Melbourne’s hellish season looks as if it will continue yet, with veteran defender Jared Rivers to join Geelong.
As an unrestricted free agent, he’d become the second player to make a transfer between Geelong and Melbourne this transfer period, after Shannon Byrnes followed the opposite path to become a Demon last week.
Speculation has been evident yet quiet, with the key defender undergoing negotiations with Geelong staff since the end of the season.
Being mates outside of football with Cat Andrew Mackie has likely also played an important role in luring him west.
The deal, understood to be three years in length, was also mentioned by former teammates and friends Brad Green and Brad Miller on Twitter, suggesting that the move may already have been completed.

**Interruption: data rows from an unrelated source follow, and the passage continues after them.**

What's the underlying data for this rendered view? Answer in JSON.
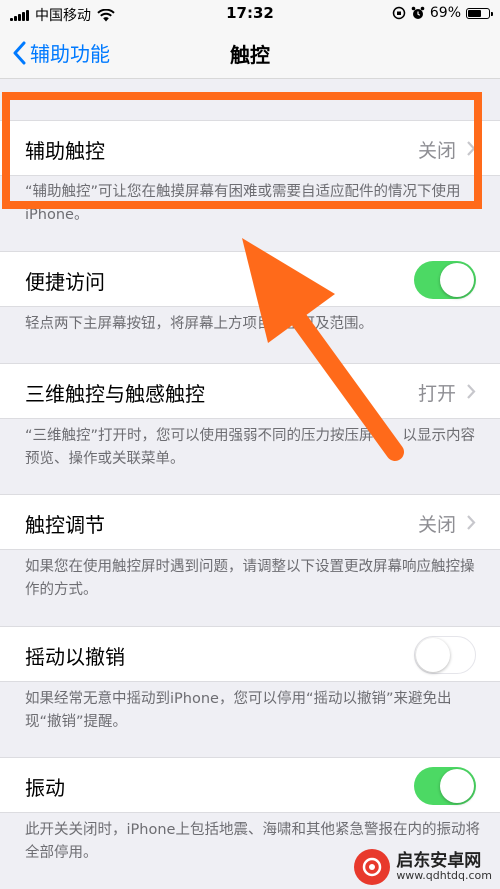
{
  "status_bar": {
    "carrier": "中国移动",
    "time": "17:32",
    "battery": "69%",
    "battery_level": 0.69
  },
  "nav": {
    "back_label": "辅助功能",
    "title": "触控"
  },
  "rows": [
    {
      "label": "辅助触控",
      "value": "关闭",
      "footer": "“辅助触控”可让您在触摸屏幕有困难或需要自适应配件的情况下使用iPhone。"
    },
    {
      "label": "便捷访问",
      "toggle": "on",
      "footer": "轻点两下主屏幕按钮，将屏幕上方项目降至可及范围。"
    },
    {
      "label": "三维触控与触感触控",
      "value": "打开",
      "footer": "“三维触控”打开时，您可以使用强弱不同的压力按压屏幕，以显示内容预览、操作或关联菜单。"
    },
    {
      "label": "触控调节",
      "value": "关闭",
      "footer": "如果您在使用触控屏时遇到问题，请调整以下设置更改屏幕响应触控操作的方式。"
    },
    {
      "label": "摇动以撤销",
      "toggle": "off",
      "footer": "如果经常无意中摇动到iPhone，您可以停用“摇动以撤销”来避免出现“撤销”提醒。"
    },
    {
      "label": "振动",
      "toggle": "on",
      "footer": "此开关关闭时，iPhone上包括地震、海啸和其他紧急警报在内的振动将全部停用。"
    }
  ],
  "watermark": {
    "title": "启东安卓网",
    "url": "www.qdhtdq.com"
  },
  "colors": {
    "accent": "#007aff",
    "toggle_on": "#4cd964",
    "annotation": "#ff6a1a",
    "background": "#efeff4"
  }
}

However, the announcement, with trade week commencing and multiple other players and targets at the forefront of Geelong’s mind, may wait until procedures die down somewhat.
A three-year deal will take the defender, who turns 28 later in the month, until the end of the 2015 season, which would likely see him finish his career at Kardinia Park.
He took the third most marks, second most contested marks and second most one percenters in a season filled with variety; he started the year in defence before switching to the forward line to fill a void and present as a target, where he kicked 13 goals.
He played 150 games for the Demons, including finishing second in the 2011 Keith ‘Bluey’ Truscott Medal, and there’s no doubt that he’ll fill an important role.
With Geelong’s loss of champion defender Matthew Scarlett, Rivers fills a more immediate need.
With Tom Lonergan and Harry Taylor in the side alongside him, it should allow for a more flexible backline, allowing him to play third man up.
Rivers tends to play his best when he’s allowed to float somewhat and read the play, which lets him judge the flight of the ball and mark and spoil where required.
An extra capable key defender also gives Taylor permission to spread and become more creative as a defender and even as a forward, as he has proven through his aerial ability, kicking goals when switching ends.
As all three are more than capable of negating tall forwards individually, it also allows them to negate the tallest of forward lines as well as, or better than, any other team. None are slow defenders by any means either, which should allow for capable defence not just limited to the key positions.
Undoubtedly, it is a very experienced yet very short-term setup in the Cats’ back half – Taylor is the youngest of the key trio at the age of 26 – with Josh Hunt, Andrew Mackie and Corey Enright also aging.
However, with finals football still well and truly on their minds, it’s a clever, versatile and impressive setup.
Given that the only extra cost comes from the salary cap rather than the expense of picks or players, which still looks to have comfortable space to accommodate it, it’s a logical signing for both parties.